Gordon Meyer with book

This book by Samuel T. Logan features police reports and post-factual location photographs of nine neighborhood murders. I was fortunate to review a prepublication copy and wrote the text below, which Mr. Logan opted to include on the back cover.

“The Chicago neighborhood of Bucktown is known for its tree-lined streets, family-friendly attitudes, and easy access to downtown. All in the shadows of the working-class factories that are now high-end condos. But there are darker shadows too, which neighbors only speak of in hushed tones (or private Facebook groups). Like all such gossip, much of it is exaggerated or just plain wrong. In Homicide: Bucktown, Sam Logan has done the painstaking work of shaking loose the actual facts from the government authorities. But if the cold procedural descriptions make you feel uneasy, the accompanying in situ photographs provide reassurances that, despite horrific events, life goes on. But do take heed, you can’t unlearn what you’re about to discover.”

Get your copy (and its earlier published sibling “Murder: Wicker Park”) at Quimby’s Bookstore.

I do not accept advertising, but the Amazon want you to know that some links may contain affiliate codes that dangle the promise of earning me a few pennies towards running this site (at no additional expense to you). Humbly, Gordon Meyer

Book Review: The Soft Atlas of Amsterdam

This delightful large-format paperback by Jan Rothuizen, subtitled Hand Drawn Perspectives from Daily Life, is one of the most charming and fascinating books in my library. My fondness for maps, hand artwork, participant observation, and Amsterdam coalesce perfectly in this book.

Gordon Meyer holding book

Each two- page spread is a “map” of a mundane (or sometimes famous) area of the city. The artwork is engaging, but it’s the annotations and details that draw you in. You’ll laugh, you’ll cringe, and you’ll frown. Having spent a little time in many of the areas, the art brought new details to light, and also (because the book is a couple of years old) let me consider how the area has changed since being captured.

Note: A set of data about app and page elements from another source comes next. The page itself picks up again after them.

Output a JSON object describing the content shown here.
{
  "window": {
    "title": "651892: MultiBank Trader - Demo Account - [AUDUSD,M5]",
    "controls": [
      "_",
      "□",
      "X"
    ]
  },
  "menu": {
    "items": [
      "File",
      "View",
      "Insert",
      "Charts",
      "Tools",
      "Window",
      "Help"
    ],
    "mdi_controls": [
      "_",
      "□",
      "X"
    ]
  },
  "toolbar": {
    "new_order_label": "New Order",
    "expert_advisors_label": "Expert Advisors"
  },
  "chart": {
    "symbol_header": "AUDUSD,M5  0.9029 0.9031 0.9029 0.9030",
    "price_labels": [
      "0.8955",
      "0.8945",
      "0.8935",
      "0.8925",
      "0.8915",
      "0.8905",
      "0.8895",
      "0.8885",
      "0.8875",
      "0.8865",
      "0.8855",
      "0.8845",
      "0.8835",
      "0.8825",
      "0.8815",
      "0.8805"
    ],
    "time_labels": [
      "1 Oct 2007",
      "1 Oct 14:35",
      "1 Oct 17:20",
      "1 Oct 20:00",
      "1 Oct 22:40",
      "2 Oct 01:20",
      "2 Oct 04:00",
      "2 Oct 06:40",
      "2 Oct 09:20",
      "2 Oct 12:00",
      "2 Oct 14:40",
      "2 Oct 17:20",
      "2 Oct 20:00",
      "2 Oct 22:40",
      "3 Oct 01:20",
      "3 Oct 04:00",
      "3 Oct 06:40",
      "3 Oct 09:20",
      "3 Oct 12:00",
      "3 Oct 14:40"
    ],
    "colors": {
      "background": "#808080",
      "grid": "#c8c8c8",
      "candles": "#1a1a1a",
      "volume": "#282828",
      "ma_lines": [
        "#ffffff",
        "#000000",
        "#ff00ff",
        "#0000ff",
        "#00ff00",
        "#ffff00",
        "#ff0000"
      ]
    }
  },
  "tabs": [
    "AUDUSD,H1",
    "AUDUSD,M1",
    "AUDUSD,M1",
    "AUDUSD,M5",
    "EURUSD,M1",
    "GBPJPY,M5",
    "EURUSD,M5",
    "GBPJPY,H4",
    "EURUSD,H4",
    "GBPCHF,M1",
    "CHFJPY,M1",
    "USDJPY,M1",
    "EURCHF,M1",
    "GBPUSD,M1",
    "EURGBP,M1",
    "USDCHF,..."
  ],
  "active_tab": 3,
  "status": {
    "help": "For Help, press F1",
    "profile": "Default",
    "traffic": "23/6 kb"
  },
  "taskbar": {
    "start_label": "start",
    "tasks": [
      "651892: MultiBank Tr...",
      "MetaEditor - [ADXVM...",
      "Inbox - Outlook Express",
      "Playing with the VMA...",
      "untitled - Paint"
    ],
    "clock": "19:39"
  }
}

It’s hard for me to decide on a favorite, but his drawing of an Albert Heijn supermarket certainly stands out. I was instantly transported back to the aisles of the one near our apartment at The Wittenberg. And the annotations resolved a few unanswered questions that puzzled American me. (Such as why Kellogg’s boxes are smaller — it’s to fit the Dutch shelves, which are shorter on the bottom rows. Duh.)

Other maps, such as Rokin, Vondelpark, and a canal houseboat stand out too. Having personal experience, I found these were honest representations, so it leads me to trust the others I didn’t get to see, such as a methadone clinic, a delivery room, and commune-style home.

I bought my copy of the book at the gift shop at Our Lord in the Attic (Ons’ Lieve Here op Solder) and proceeded to haul it around in my briefcase for the next several weeks. It was well worth the effort and is now one of my favorite souvenirs of the city. You can get a copy from Amazon, too. If this sounds like something you might dig, don’t hesitate. You can imagine me waving at you from the nave in Oude Kerk.

I do not accept advertising, but the Amazon want you to know that some links may contain affiliate codes that dangle the promise of earning me a few pennies towards running this site (at no additional expense to you). Humbly, Gordon Meyer